### Data for this task ###
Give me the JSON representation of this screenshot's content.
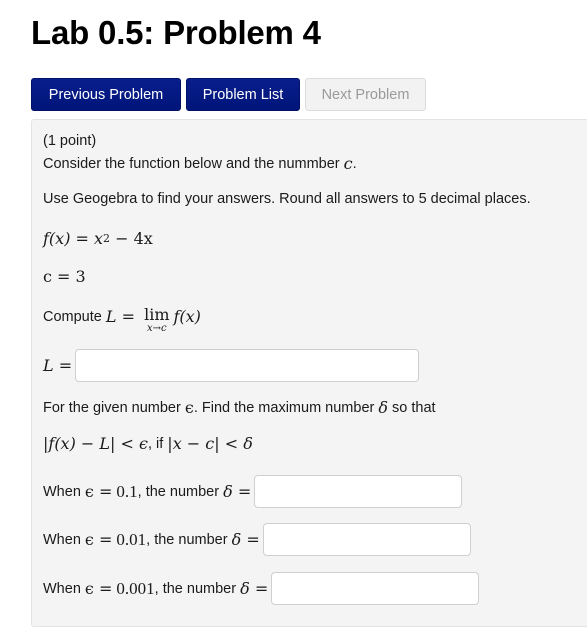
{
  "page": {
    "title": "Lab 0.5: Problem 4"
  },
  "nav": {
    "previous_label": "Previous Problem",
    "list_label": "Problem List",
    "next_label": "Next Problem",
    "colors": {
      "primary": "#0a1e8c",
      "disabled_bg": "#f2f2f2",
      "disabled_text": "#9a9a9a"
    }
  },
  "problem": {
    "points": "(1 point)",
    "intro_text": "Consider the function below and the nummber",
    "intro_var": "c",
    "intro_end": ".",
    "instructions": "Use Geogebra to find your answers. Round all answers to 5 decimal places.",
    "function_lhs": "f(x)",
    "function_eq": " = ",
    "function_rhs_base": "x",
    "function_rhs_exp": "2",
    "function_rhs_rest": " − 4x",
    "c_def": "c = 3",
    "compute_label": "Compute",
    "compute_L": "L",
    "compute_eq": " = ",
    "lim_word": "lim",
    "lim_sub": "x→c",
    "lim_fx": "f(x)",
    "L_label": "L =",
    "L_value": "",
    "delta_intro_a": "For the given number",
    "delta_intro_eps": "ϵ",
    "delta_intro_b": ". Find the maximum number",
    "delta_intro_delta": "δ",
    "delta_intro_c": "so that",
    "condition_a": "|f(x) − L| < ϵ",
    "condition_b": ", if",
    "condition_c": "|x − c| < δ",
    "rows": [
      {
        "when": "When",
        "eps": "ϵ =",
        "value": "0.1",
        "mid": ", the number",
        "delta": "δ =",
        "answer": ""
      },
      {
        "when": "When",
        "eps": "ϵ =",
        "value": "0.01",
        "mid": ", the number",
        "delta": "δ =",
        "answer": ""
      },
      {
        "when": "When",
        "eps": "ϵ =",
        "value": "0.001",
        "mid": ", the number",
        "delta": "δ =",
        "answer": ""
      }
    ]
  }
}
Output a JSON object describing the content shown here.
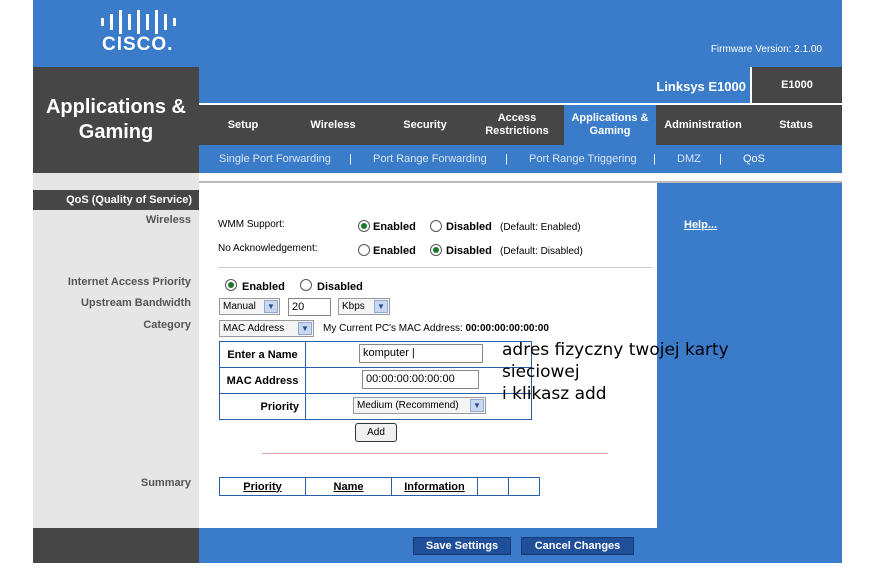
{
  "header": {
    "logo_text": "CISCO.",
    "firmware": "Firmware Version: 2.1.00",
    "section_title_line1": "Applications &",
    "section_title_line2": "Gaming",
    "product_name": "Linksys E1000",
    "model": "E1000"
  },
  "tabs": [
    {
      "label": "Setup"
    },
    {
      "label": "Wireless"
    },
    {
      "label": "Security"
    },
    {
      "label": "Access Restrictions"
    },
    {
      "label": "Applications & Gaming"
    },
    {
      "label": "Administration"
    },
    {
      "label": "Status"
    }
  ],
  "subtabs": [
    {
      "label": "Single Port Forwarding"
    },
    {
      "label": "Port Range Forwarding"
    },
    {
      "label": "Port Range Triggering"
    },
    {
      "label": "DMZ"
    },
    {
      "label": "QoS"
    }
  ],
  "left": {
    "heading": "QoS (Quality of Service)",
    "wireless": "Wireless",
    "iap": "Internet Access Priority",
    "upstream": "Upstream Bandwidth",
    "category": "Category",
    "summary": "Summary"
  },
  "help": "Help...",
  "wireless": {
    "wmm_label": "WMM Support:",
    "wmm_enabled": "Enabled",
    "wmm_disabled": "Disabled",
    "wmm_default": "(Default: Enabled)",
    "noack_label": "No Acknowledgement:",
    "noack_enabled": "Enabled",
    "noack_disabled": "Disabled",
    "noack_default": "(Default: Disabled)"
  },
  "iap": {
    "enabled": "Enabled",
    "disabled": "Disabled",
    "mode": "Manual",
    "bandwidth": "20",
    "unit": "Kbps",
    "category": "MAC Address",
    "mac_info_label": "My Current PC's MAC Address:",
    "mac_info_value": "00:00:00:00:00:00"
  },
  "entry": {
    "name_label": "Enter a Name",
    "name_value": "komputer |",
    "mac_label": "MAC Address",
    "mac_value": "00:00:00:00:00:00",
    "priority_label": "Priority",
    "priority_value": "Medium (Recommend)",
    "add_button": "Add"
  },
  "annotation": "adres fizyczny twojej karty\nsieciowej\ni klikasz add",
  "summary_headers": [
    "Priority",
    "Name",
    "Information",
    "",
    ""
  ],
  "footer": {
    "save": "Save Settings",
    "cancel": "Cancel Changes"
  },
  "colors": {
    "brand_blue": "#3a7cc9",
    "dark_grey": "#464646",
    "light_grey": "#e6e6e6"
  }
}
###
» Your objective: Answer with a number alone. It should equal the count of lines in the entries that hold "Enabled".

» Exercise result: 4